"Nor is the question before us whether the market is a force for good or ill. Its power to generate wealth and expand freedom is unmatched, but this crisis has reminded us that without a watchful eye, the market can spin out of control - and that a nation cannot prosper long when it favors only the prosperous. The success of our economy has always depended not just on the size of our Gross Domestic Product, but on the reach of our prosperity; on our ability to extend opportunity to every willing heart - not out of charity, but because it is the surest route to our common good."

This is an eloquent formulation of what Obama has made clear elsewhere is his fundamental approach to both economics and social justice: to how America works. The line I emphasized is also his way of saying what JFK said a bit more eloquently ( "If a free society cannot help the many who are poor, it cannot save the few who are rich.") but Obama says it in a better context, and as part of a convincing argument involving opportunity, rather than social conscience alone . That may be the hidden virtue of this speech: it isn't a collection of lines and assertions, but a set of arguments. Who knows, on further examination, it may turn out to be a single if complex argument.
First Thoughts

I record these for mostly my future curiosity, after time and the influence of others has reshaped them.

I thought Ric Warren's invocation was dreadful. Aretha! Too bad the Chief Justice screwed up the oath. However, Obama was already President by then--according to the Constitution, he became Prez at noon, regardless. The benediction by Joseph Lowery was powerful. The poem was wonderful as well. I loved the ceremony ending with Stars and Stripes forever. It made me think of my grandfather, who loved marches. And of course, Yo Yo Ma rules.

The Inaugural Address: It impressed me as stern and spare, without much rhetorical flourish, though Obama delivered it with great feeling and style. It seemed a strong statement of the historical moment. It was not visionary in the way that Kennedy's was--I listened to it again last night, and it remains daring and revolutionary in its call for the future. I'll have to go back and look at FDR's first inaugural, but at the moment I'm feeling that Obama's comes in third. (I'm not a real big fan of Lincoln's second inaugural--except of course for the last and most famous paragraph.) It will be interesting to see what phrase or sentence gets preserved as the essence of Obama's speech, because nothing jumped out right away. Then again, the "Ask not" sentence was not the most quoted of JFK's right away. It was probably "The torch has passed to a new generation..."

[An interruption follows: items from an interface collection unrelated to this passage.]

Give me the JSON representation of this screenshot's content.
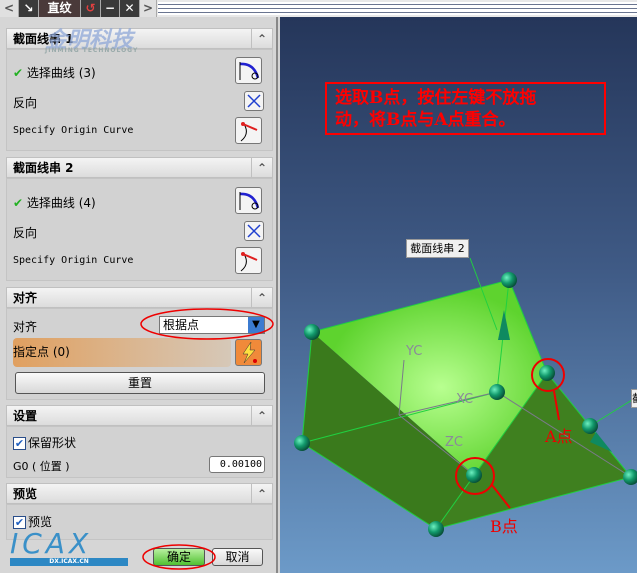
{
  "titlebar": {
    "prev": "<",
    "title": "直纹",
    "next": ">",
    "icons": [
      "select-arrow-icon",
      "undo-icon",
      "minimize-icon",
      "close-icon"
    ]
  },
  "watermark": {
    "company": "金明科技",
    "tagline": "JINMING TECHNOLOGY",
    "site": "DX.ICAX.CN",
    "logo": "ICAX"
  },
  "sections": {
    "s1": {
      "title": "截面线串 1",
      "select": "选择曲线 (3)",
      "reverse": "反向",
      "origin": "Specify Origin Curve"
    },
    "s2": {
      "title": "截面线串 2",
      "select": "选择曲线 (4)",
      "reverse": "反向",
      "origin": "Specify Origin Curve"
    },
    "align": {
      "title": "对齐",
      "label": "对齐",
      "value": "根据点",
      "point": "指定点 (0)",
      "reset": "重置"
    },
    "settings": {
      "title": "设置",
      "keep_shape": "保留形状",
      "g0_label": "G0 ( 位置 )",
      "g0_value": "0.00100"
    },
    "preview": {
      "title": "预览",
      "preview": "预览"
    }
  },
  "buttons": {
    "ok": "确定",
    "cancel": "取消"
  },
  "viewport": {
    "note_line1": "选取B点，按住左键不放拖",
    "note_line2": "动，将B点与A点重合。",
    "label_s2": "截面线串 2",
    "label_cut": "截",
    "yc": "YC",
    "xc": "XC",
    "zc": "ZC",
    "a_point": "A点",
    "b_point": "B点",
    "colors": {
      "top_face": "#5ed32e",
      "dark_face": "#3d7d1e",
      "sphere": "#1a9a70",
      "annotation": "#ff0000"
    }
  }
}
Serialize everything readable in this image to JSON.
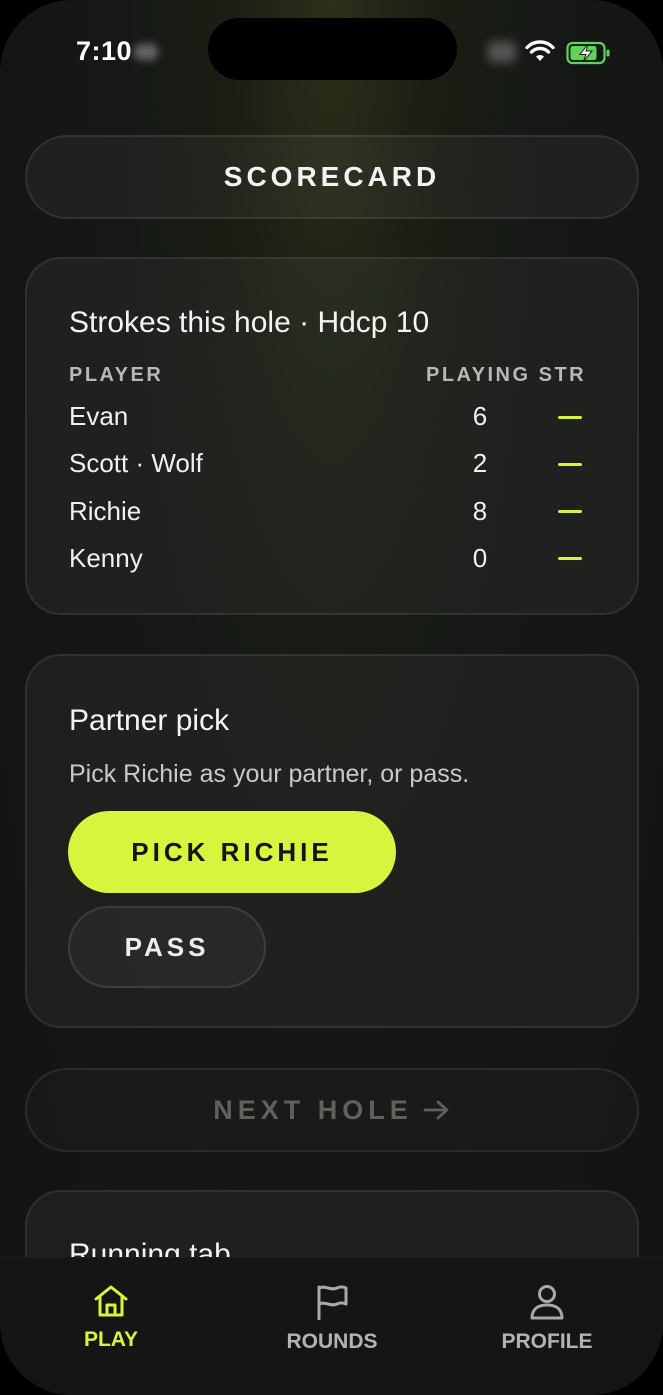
{
  "status_bar": {
    "time": "7:10"
  },
  "scorecard_button": {
    "label": "SCORECARD"
  },
  "strokes": {
    "title": "Strokes this hole · Hdcp 10",
    "col_player": "PLAYER",
    "col_playing_str": "PLAYING STR",
    "rows": [
      {
        "name": "Evan",
        "playing": "6",
        "str": "—"
      },
      {
        "name": "Scott · Wolf",
        "playing": "2",
        "str": "—"
      },
      {
        "name": "Richie",
        "playing": "8",
        "str": "—"
      },
      {
        "name": "Kenny",
        "playing": "0",
        "str": "—"
      }
    ]
  },
  "partner": {
    "title": "Partner pick",
    "description": "Pick Richie as your partner, or pass.",
    "pick_label": "PICK RICHIE",
    "pass_label": "PASS"
  },
  "next_hole": {
    "label": "NEXT HOLE"
  },
  "running_tab": {
    "title": "Running tab"
  },
  "tabbar": {
    "items": [
      {
        "label": "PLAY",
        "icon": "home-icon",
        "active": true
      },
      {
        "label": "ROUNDS",
        "icon": "flag-icon",
        "active": false
      },
      {
        "label": "PROFILE",
        "icon": "person-icon",
        "active": false
      }
    ]
  },
  "colors": {
    "accent": "#d8f53d",
    "background": "#151815"
  }
}
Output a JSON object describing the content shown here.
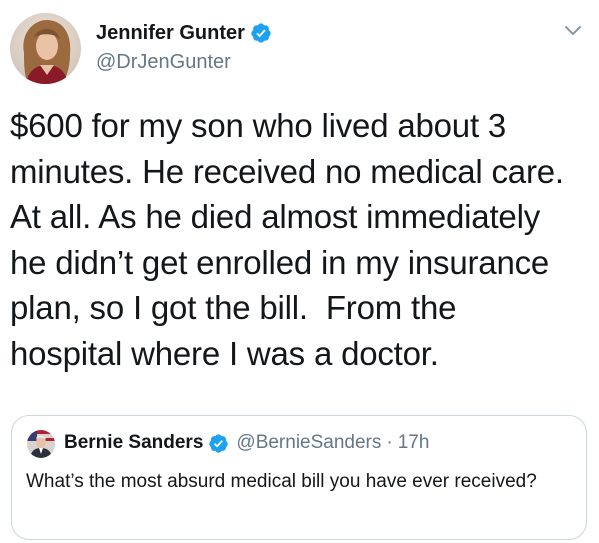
{
  "tweet": {
    "author": {
      "display_name": "Jennifer Gunter",
      "handle": "@DrJenGunter",
      "verified": true
    },
    "text": "$600 for my son who lived about 3\nminutes. He received no medical care.\nAt all. As he died almost immediately\nhe didn’t get enrolled in my insurance\nplan, so I got the bill.  From the\nhospital where I was a doctor.",
    "quoted_tweet": {
      "display_name": "Bernie Sanders",
      "handle": "@BernieSanders",
      "separator": "·",
      "time": "17h",
      "verified": true,
      "text": "What’s the most absurd medical bill you have ever received?"
    }
  },
  "colors": {
    "text_primary": "#14171a",
    "text_secondary": "#657786",
    "verified_blue": "#1da1f2",
    "border": "#ccd6dd"
  },
  "icons": {
    "verified": "verified-badge-icon",
    "menu": "chevron-down-icon"
  }
}
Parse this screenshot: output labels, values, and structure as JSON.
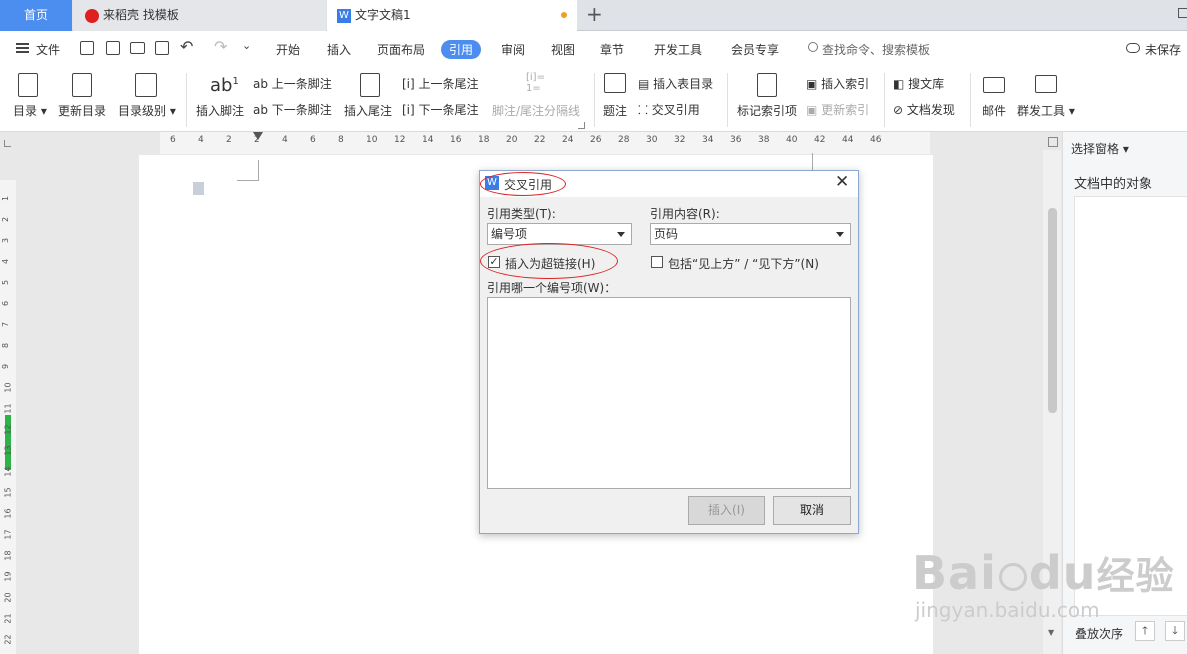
{
  "tabs": {
    "home": "首页",
    "daoke": "来稻壳 找模板",
    "doc": "文字文稿1"
  },
  "menu": {
    "file": "文件",
    "items": [
      "开始",
      "插入",
      "页面布局",
      "引用",
      "审阅",
      "视图",
      "章节",
      "开发工具",
      "会员专享"
    ],
    "search": "查找命令、搜索模板",
    "unsaved": "未保存"
  },
  "toolbar": {
    "toc": "目录",
    "update_toc": "更新目录",
    "toc_level": "目录级别",
    "insert_footnote": "插入脚注",
    "prev_footnote": "上一条脚注",
    "next_footnote": "下一条脚注",
    "insert_endnote": "插入尾注",
    "prev_endnote": "上一条尾注",
    "next_endnote": "下一条尾注",
    "separator": "脚注/尾注分隔线",
    "caption": "题注",
    "insert_figure_toc": "插入表目录",
    "cross_ref": "交叉引用",
    "mark_index": "标记索引项",
    "insert_index": "插入索引",
    "update_index": "更新索引",
    "search_library": "搜文库",
    "doc_discover": "文档发现",
    "mail": "邮件",
    "mass_mail": "群发工具"
  },
  "ruler": {
    "h": [
      "6",
      "4",
      "2",
      "2",
      "4",
      "6",
      "8",
      "10",
      "12",
      "14",
      "16",
      "18",
      "20",
      "22",
      "24",
      "26",
      "28",
      "30",
      "32",
      "34",
      "36",
      "38",
      "40",
      "42",
      "44",
      "46"
    ],
    "v": [
      "1",
      "2",
      "3",
      "4",
      "5",
      "6",
      "7",
      "8",
      "9",
      "10",
      "11",
      "12",
      "13",
      "14",
      "15",
      "16",
      "17",
      "18",
      "19",
      "20",
      "21",
      "22"
    ]
  },
  "side_panel": {
    "title": "选择窗格",
    "objects": "文档中的对象",
    "stack_order": "叠放次序"
  },
  "dialog": {
    "title": "交叉引用",
    "ref_type_label": "引用类型(T):",
    "ref_type_value": "编号项",
    "ref_content_label": "引用内容(R):",
    "ref_content_value": "页码",
    "hyperlink_label": "插入为超链接(H)",
    "hyperlink_checked": true,
    "above_below_label": "包括“见上方” / “见下方”(N)",
    "above_below_checked": false,
    "which_label": "引用哪一个编号项(W)：",
    "insert_btn": "插入(I)",
    "cancel_btn": "取消"
  },
  "watermark": {
    "brand": "Bai",
    "brand2": "du",
    "cn": "经验",
    "url": "jingyan.baidu.com"
  }
}
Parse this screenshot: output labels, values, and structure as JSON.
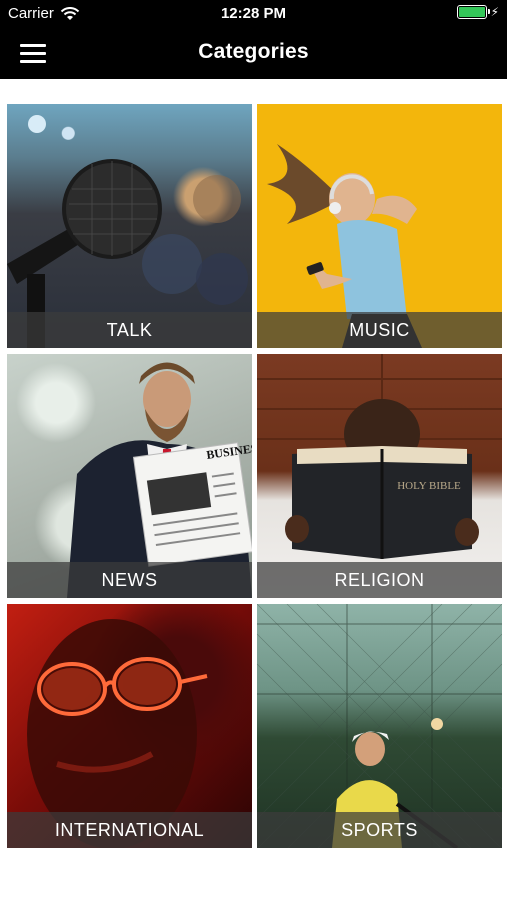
{
  "status_bar": {
    "carrier": "Carrier",
    "time": "12:28 PM",
    "battery_level": 1.0,
    "battery_color": "#34c759"
  },
  "nav_bar": {
    "title": "Categories",
    "menu_icon": "hamburger-menu-icon"
  },
  "categories": [
    {
      "label": "TALK"
    },
    {
      "label": "MUSIC"
    },
    {
      "label": "NEWS"
    },
    {
      "label": "RELIGION"
    },
    {
      "label": "INTERNATIONAL"
    },
    {
      "label": "SPORTS"
    }
  ],
  "images": {
    "religion_book_text": "HOLY BIBLE",
    "news_paper_text": "BUSINES"
  }
}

The TV coverage hasn't been bad, with especially some great field reporting--the African American reporters in particular are giving themselves to the historical moment.

On the crass or pop culture side, I noticed last night and today that Pepsi has gone all out to exploit the similarity of their traditional logo to the Obama campaign logo, with a series of high profile commercials. Interesting.
Inauguration Day

My first official act of the Obama Presidency: I added White House.gov to my Favorites menu.

You should too. Things are going to start happening fast.